__Prompt__
Where the records below show the word "新增readFile" in a line, please copy that line.

__Records from a data collection__
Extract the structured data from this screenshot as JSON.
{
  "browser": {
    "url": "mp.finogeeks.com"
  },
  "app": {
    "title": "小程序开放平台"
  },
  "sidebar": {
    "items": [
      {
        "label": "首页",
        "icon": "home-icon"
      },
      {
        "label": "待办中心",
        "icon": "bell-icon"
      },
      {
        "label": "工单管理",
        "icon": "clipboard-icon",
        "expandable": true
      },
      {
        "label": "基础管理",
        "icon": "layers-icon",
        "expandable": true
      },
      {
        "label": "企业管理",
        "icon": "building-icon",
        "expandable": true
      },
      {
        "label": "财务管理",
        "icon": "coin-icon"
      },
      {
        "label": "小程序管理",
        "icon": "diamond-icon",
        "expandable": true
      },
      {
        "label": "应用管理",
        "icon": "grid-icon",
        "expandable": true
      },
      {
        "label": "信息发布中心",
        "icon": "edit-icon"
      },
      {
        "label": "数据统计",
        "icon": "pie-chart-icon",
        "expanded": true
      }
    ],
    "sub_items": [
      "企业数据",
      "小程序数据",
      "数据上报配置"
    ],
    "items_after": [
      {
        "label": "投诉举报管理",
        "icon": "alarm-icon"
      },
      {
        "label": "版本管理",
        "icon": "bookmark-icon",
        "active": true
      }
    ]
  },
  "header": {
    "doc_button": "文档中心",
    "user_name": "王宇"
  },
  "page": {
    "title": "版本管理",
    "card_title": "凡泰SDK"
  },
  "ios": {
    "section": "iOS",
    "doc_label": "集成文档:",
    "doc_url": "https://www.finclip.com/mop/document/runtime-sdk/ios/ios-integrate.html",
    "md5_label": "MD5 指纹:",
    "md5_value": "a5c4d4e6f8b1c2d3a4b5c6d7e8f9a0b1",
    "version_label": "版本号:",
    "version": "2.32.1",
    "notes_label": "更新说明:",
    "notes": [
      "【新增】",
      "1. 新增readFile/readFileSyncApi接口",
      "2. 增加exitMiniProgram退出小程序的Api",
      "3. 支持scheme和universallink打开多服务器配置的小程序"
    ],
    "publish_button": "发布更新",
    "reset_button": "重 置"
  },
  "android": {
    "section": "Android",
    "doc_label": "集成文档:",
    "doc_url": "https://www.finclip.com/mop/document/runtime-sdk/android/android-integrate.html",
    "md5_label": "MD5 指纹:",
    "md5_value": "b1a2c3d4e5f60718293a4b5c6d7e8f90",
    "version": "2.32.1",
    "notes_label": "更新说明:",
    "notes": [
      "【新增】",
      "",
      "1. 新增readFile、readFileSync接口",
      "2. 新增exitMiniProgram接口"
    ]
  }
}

__Answer to this task__
      "1. 新增readFile/readFileSyncApi接口",
      "1. 新增readFile、readFileSync接口",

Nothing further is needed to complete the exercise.